### YOUR ASSIGNMENT
An exact copy of every record is needed.

### Website and app data records
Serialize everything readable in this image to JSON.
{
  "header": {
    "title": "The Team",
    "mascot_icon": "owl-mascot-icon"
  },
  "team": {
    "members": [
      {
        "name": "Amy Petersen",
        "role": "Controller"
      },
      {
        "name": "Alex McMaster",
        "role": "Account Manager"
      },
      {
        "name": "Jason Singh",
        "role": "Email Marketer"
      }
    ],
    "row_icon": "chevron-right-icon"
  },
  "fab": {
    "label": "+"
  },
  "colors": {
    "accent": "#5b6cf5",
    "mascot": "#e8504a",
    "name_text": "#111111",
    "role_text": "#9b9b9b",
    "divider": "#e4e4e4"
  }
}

### YOUR SOLUTION
Serialize everything readable in this image to JSON.
{
  "header": {
    "title": "The Team",
    "mascot_icon": "owl-mascot-icon"
  },
  "team": {
    "members": [
      {
        "name": "Amy Petersen",
        "role": "Controller"
      },
      {
        "name": "Alex McMaster",
        "role": "Account Manager"
      },
      {
        "name": "Jason Singh",
        "role": "Email Marketer"
      }
    ],
    "row_icon": "chevron-right-icon"
  },
  "fab": {
    "label": "+"
  },
  "colors": {
    "accent": "#5b6cf5",
    "mascot": "#e8504a",
    "name_text": "#111111",
    "role_text": "#9b9b9b",
    "divider": "#e4e4e4"
  }
}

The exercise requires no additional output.